CODE_n CONTEST finalist otego is poised to be the first manufacturer of low-cost thermoelectric generators (TEGs) that are suitable for mass use. By avoiding batteries in IoT devices, otego TEGs are a sustainable solution for harvesting energy using wireless sensors and actuators. Frederick Lessmann (Business Development), has answered all our questions about his startup that was selected for the photonics cluster:
What is otego all about? How did you come up with the idea?
Frederick: otego develops innovative thermoelectric generators (TEGs) that transform heat sources into sources of electricity – maintenance-free and by utilizing even small differences in temperature. With otego-TEGs many Internet of Things devices will gain a new power source that makes them independent from batteries.
“Digital Disruption“ – that’s the motto of this year’s CODE_n CONTEST. What makes your solution innovative, what makes it disruptive?
Frederick: Ambient heat is almost everywhere. But so far we don’t really know how to utilize these small differences in temperature. What solar cells are for transforming light into electrical power our generators will be the equivalent for the transformation of heat. In other words, thanks to our generators heat sources will turn into power sources all of the sudden. I think this is pretty disruptive. And most importantly our generators will cost less than alternatives like cables or batteries which hopefully will make them a true innovation in the market.

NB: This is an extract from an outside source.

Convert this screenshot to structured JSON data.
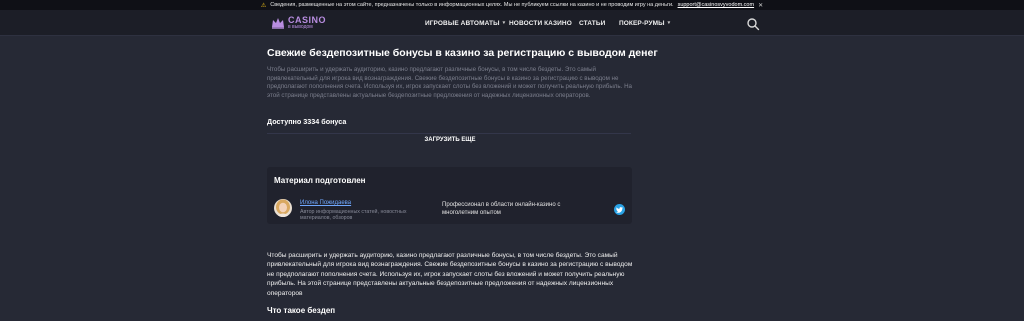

You’re one of the 13 finalists in the Photonics contest cluster. Which challenges do you think young companies have to face in this sector? How do you handle these challenges?
Frederick: We specifically consider us to be part of the printed electronics industry which waved through the industries hype cycle like a roller coaster within the past years. Printed LEDs and printed photovoltaics are still not as present in the market as experts projected a couple of years ago. Conventional LEDs and photovoltaics are still competitive and have the greater market share. It just seems like there are not enough drawbacks regarding the conventional silicon based production processes.
Conventional thermoelectric generators on the other hand are mostly known from deep space applications and didn’t succeed in earthly mass markets due to high costs of materials and production. We think that with our completely new concept of a printed thermoelectric generator we will be able to reach the industry price point for the first time. And this time the materials as well as the production process of printing really seem to be the only key for commercial success.
On your website you call your team a „mixed bag“ as it consists out of physicians, chemists and business engineers. What are the benefeits of working together in such an interdisciplinary team?
Frederick: To commercialise a technology like ours I think it is simply necessary to cover a whole range of disciplines. We are very lucky that our team works really well together, since we all developed a fair understanding of each other’s challenges and manage to work together well at the interfaces between our core competences. The benefit definitely is that we cover the whole creation of value from the development of functional materials to the building of innovative production machines to product development and a deep market knowledge.